Posted by Lisa Thompson

Email marketing has been around for a while, but it remains a pillar of effective marketing. With 91% of all U.S. consumers checking email daily, email marketing should be a major player in your nonprofit’s outreach efforts.

Here are five top benefits:

  1. It allows you to grow your nonprofit’s constituent base.
  2. It’s easy to measure results. You have records that keep track of everything, and on the back end, everything is in an archived form.
  3. It has a high return on investment. According to the American Marketing Association, email marketing has the highest ROI among all marketing tools used by nonprofits nationwide.
  4. It’s fast. When you need to communicate something last minute or turn around a campaign in a short amount of time, email is quick and easy.
  5. It’s green—something that’s important to many consumers.

There are many best practices to keep in mind with nonprofit email marketing, but let’s boil it down to five—if you keep these in mind when you’re planning your next email campaign, you’ll be rockin’ your emails far ahead of the curve. Email marketing is not rocket science, but there are certainly mistakes and pitfalls that even the best marketers make. These tips will help you avoid some of the most common.

Make your emails easy to scan. An email inbox is a rough place to land because the competition is steep. People are inundated with hundreds of messages every day and most rarely take the time to read an entire message, especially a marketing message. Look at your emails this way: If a user liked your subject line enough to open your message, it should be clear what action you want her to take without her reading the entire email. Clear headlines, call-to-action buttons, great images and links can all help increase scanability. Bonus points if your emails look great on mobile.

Just have one call to action. Ask yourself, “What one thing do I want to accomplish with this message?” and make your call to action support that goal. You only have a few seconds to get people to act, so be clear about what you want them to do, whether it’s sign up for an event, volunteer or donate. Including a secondary link in the email is fine—but keep your main message and your primary call to action in sync with one another.

Consistently send emails. Far too often, nonprofits will only send an email when they’re in the middle of a huge fundraising drive or they need volunteer support. While these might be important times to reach your subscribers, it’s crucial to engage with them all the time, not just when you want something. Email should be more than just a solicitation channel; it should be used to build relationships and stay in touch with supporters. Look ahead, create a schedule and regularly engage with your subscribers.

Use alt text for images. Even with Gmail now showing images by default, it’s essential that you use alt text with your images. The alt text is what shows in place of the image before the user downloads it. Use alt text to describe what’s happening in the picture and to reinforce your call to action.

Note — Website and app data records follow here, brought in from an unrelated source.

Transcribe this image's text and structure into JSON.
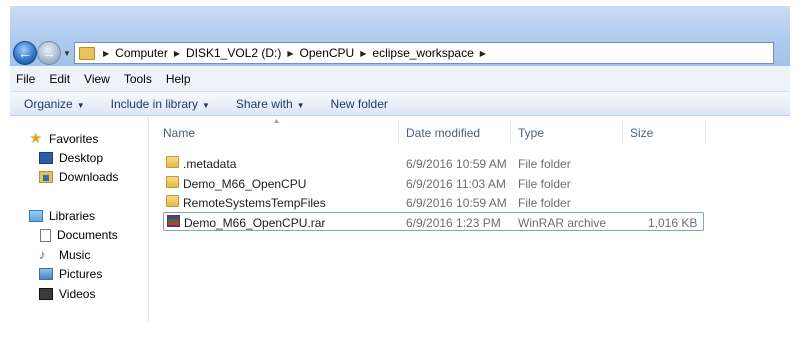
{
  "breadcrumb": [
    "Computer",
    "DISK1_VOL2 (D:)",
    "OpenCPU",
    "eclipse_workspace"
  ],
  "menu": [
    "File",
    "Edit",
    "View",
    "Tools",
    "Help"
  ],
  "commands": {
    "organize": "Organize",
    "include_in_library": "Include in library",
    "share_with": "Share with",
    "new_folder": "New folder"
  },
  "nav": {
    "favorites": "Favorites",
    "desktop": "Desktop",
    "downloads": "Downloads",
    "libraries": "Libraries",
    "documents": "Documents",
    "music": "Music",
    "pictures": "Pictures",
    "videos": "Videos"
  },
  "columns": {
    "name": "Name",
    "date_modified": "Date modified",
    "type": "Type",
    "size": "Size"
  },
  "files": [
    {
      "name": ".metadata",
      "date": "6/9/2016 10:59 AM",
      "type": "File folder",
      "size": "",
      "icon": "folder-icon"
    },
    {
      "name": "Demo_M66_OpenCPU",
      "date": "6/9/2016 11:03 AM",
      "type": "File folder",
      "size": "",
      "icon": "folder-icon"
    },
    {
      "name": "RemoteSystemsTempFiles",
      "date": "6/9/2016 10:59 AM",
      "type": "File folder",
      "size": "",
      "icon": "folder-icon"
    },
    {
      "name": "Demo_M66_OpenCPU.rar",
      "date": "6/9/2016 1:23 PM",
      "type": "WinRAR archive",
      "size": "1,016 KB",
      "icon": "winrar-archive-icon"
    }
  ]
}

Write subject lines that get messages opened. Even the most engaging emails about your nonprofit will be worthless if they don’t get opened—and that’s why your subject line is so important. For some people, the subject line is an afterthought, but really, it’s one of the most important parts of your email strategy. A few tips: Keep it short. Subject lines under 50 characters are most effective. If appropriate, use localization—adding the name of a city or area tends to get people to click. And be clear. People want to know exactly what the email is about, so a vague subject line will often get overlooked.